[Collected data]
^^^^

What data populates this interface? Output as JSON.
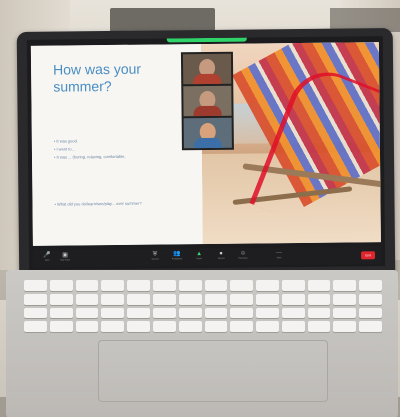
{
  "slide": {
    "title": "How was your summer?",
    "bullets": [
      "It was good.",
      "I went to...",
      "It was ... (boring, relaxing, comfortable,"
    ],
    "question": "What did you do/learn/see/play... over summer?"
  },
  "toolbar": {
    "buttons": [
      {
        "icon": "mic-icon",
        "glyph": "🎤",
        "label": "Mute"
      },
      {
        "icon": "camera-icon",
        "glyph": "▣",
        "label": "Stop Video"
      },
      {
        "icon": "security-icon",
        "glyph": "⛨",
        "label": "Security"
      },
      {
        "icon": "participants-icon",
        "glyph": "👥",
        "label": "Participants"
      },
      {
        "icon": "share-icon",
        "glyph": "▲",
        "label": "Share"
      },
      {
        "icon": "record-icon",
        "glyph": "●",
        "label": "Record"
      },
      {
        "icon": "reactions-icon",
        "glyph": "☺",
        "label": "Reactions"
      },
      {
        "icon": "more-icon",
        "glyph": "⋯",
        "label": "More"
      }
    ],
    "end_label": "End"
  },
  "colors": {
    "title_blue": "#4b8ec4",
    "end_red": "#e0262d",
    "active_green": "#3fd46f"
  }
}
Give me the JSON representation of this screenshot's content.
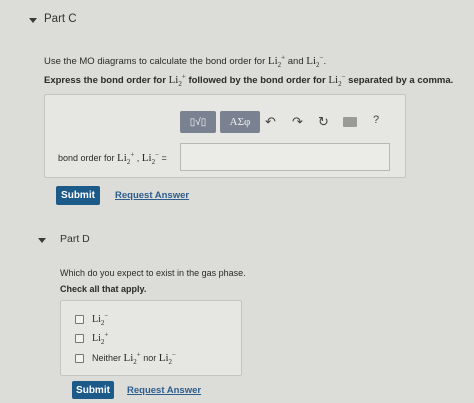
{
  "partC": {
    "title": "Part C",
    "instruction_pre": "Use the MO diagrams to calculate the bond order for ",
    "instruction_and": " and ",
    "instruction_end": ".",
    "species1": "Li",
    "species1_sub": "2",
    "species1_charge": "+",
    "species2": "Li",
    "species2_sub": "2",
    "species2_charge": "−",
    "express_pre": "Express the bond order for ",
    "express_mid": " followed by the bond order for ",
    "express_end": " separated by a comma.",
    "toolbar": {
      "template_symbol": "▯√▯",
      "greek_label": "ΑΣφ",
      "undo_glyph": "↶",
      "redo_glyph": "↷",
      "reset_glyph": "↻",
      "keyboard_glyph": "▭",
      "help_glyph": "?"
    },
    "answer_label_pre": "bond order for ",
    "answer_sep": " , ",
    "answer_eq": " =",
    "answer_value": "",
    "submit_label": "Submit",
    "request_label": "Request Answer"
  },
  "partD": {
    "title": "Part D",
    "question": "Which do you expect to exist in the gas phase.",
    "check_all": "Check all that apply.",
    "options": [
      {
        "main": "Li",
        "sub": "2",
        "charge": "−",
        "checked": false
      },
      {
        "main": "Li",
        "sub": "2",
        "charge": "+",
        "checked": false
      },
      {
        "pre": "Neither ",
        "main": "Li",
        "sub": "2",
        "charge": "+",
        "mid": " nor ",
        "main2": "Li",
        "sub2": "2",
        "charge2": "−",
        "checked": false
      }
    ],
    "submit_label": "Submit",
    "request_label": "Request Answer"
  },
  "colors": {
    "background": "#dcdcd8",
    "submit_button": "#1c5a8a",
    "link": "#2d5d8d",
    "toolbar_button": "#7a8190"
  }
}
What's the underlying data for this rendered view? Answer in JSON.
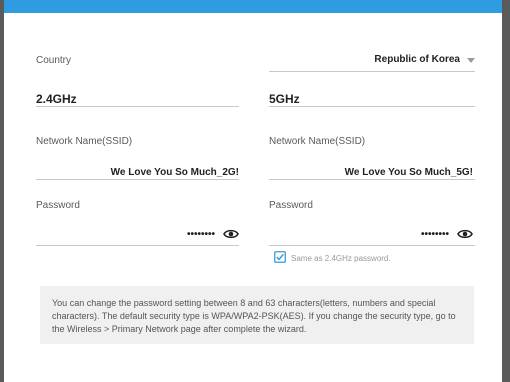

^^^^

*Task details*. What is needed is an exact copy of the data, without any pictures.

*Task solution*.
What data populates this interface? Output as JSON.
{
  "slide": {
    "title": "How was your summer?",
    "bullets": [
      "It was good.",
      "I went to...",
      "It was ... (boring, relaxing, comfortable,"
    ],
    "question": "What did you do/learn/see/play... over summer?"
  },
  "toolbar": {
    "buttons": [
      {
        "icon": "mic-icon",
        "glyph": "🎤",
        "label": "Mute"
      },
      {
        "icon": "camera-icon",
        "glyph": "▣",
        "label": "Stop Video"
      },
      {
        "icon": "security-icon",
        "glyph": "⛨",
        "label": "Security"
      },
      {
        "icon": "participants-icon",
        "glyph": "👥",
        "label": "Participants"
      },
      {
        "icon": "share-icon",
        "glyph": "▲",
        "label": "Share"
      },
      {
        "icon": "record-icon",
        "glyph": "●",
        "label": "Record"
      },
      {
        "icon": "reactions-icon",
        "glyph": "☺",
        "label": "Reactions"
      },
      {
        "icon": "more-icon",
        "glyph": "⋯",
        "label": "More"
      }
    ],
    "end_label": "End"
  },
  "colors": {
    "title_blue": "#4b8ec4",
    "end_red": "#e0262d",
    "active_green": "#3fd46f"
  }
}
Give me the JSON representation of this screenshot's content.
{
  "partC": {
    "title": "Part C",
    "instruction_pre": "Use the MO diagrams to calculate the bond order for ",
    "instruction_and": " and ",
    "instruction_end": ".",
    "species1": "Li",
    "species1_sub": "2",
    "species1_charge": "+",
    "species2": "Li",
    "species2_sub": "2",
    "species2_charge": "−",
    "express_pre": "Express the bond order for ",
    "express_mid": " followed by the bond order for ",
    "express_end": " separated by a comma.",
    "toolbar": {
      "template_symbol": "▯√▯",
      "greek_label": "ΑΣφ",
      "undo_glyph": "↶",
      "redo_glyph": "↷",
      "reset_glyph": "↻",
      "keyboard_glyph": "▭",
      "help_glyph": "?"
    },
    "answer_label_pre": "bond order for ",
    "answer_sep": " , ",
    "answer_eq": " =",
    "answer_value": "",
    "submit_label": "Submit",
    "request_label": "Request Answer"
  },
  "partD": {
    "title": "Part D",
    "question": "Which do you expect to exist in the gas phase.",
    "check_all": "Check all that apply.",
    "options": [
      {
        "main": "Li",
        "sub": "2",
        "charge": "−",
        "checked": false
      },
      {
        "main": "Li",
        "sub": "2",
        "charge": "+",
        "checked": false
      },
      {
        "pre": "Neither ",
        "main": "Li",
        "sub": "2",
        "charge": "+",
        "mid": " nor ",
        "main2": "Li",
        "sub2": "2",
        "charge2": "−",
        "checked": false
      }
    ],
    "submit_label": "Submit",
    "request_label": "Request Answer"
  },
  "colors": {
    "background": "#dcdcd8",
    "submit_button": "#1c5a8a",
    "link": "#2d5d8d",
    "toolbar_button": "#7a8190"
  }
}
What's the underlying data for this rendered view? Answer in JSON.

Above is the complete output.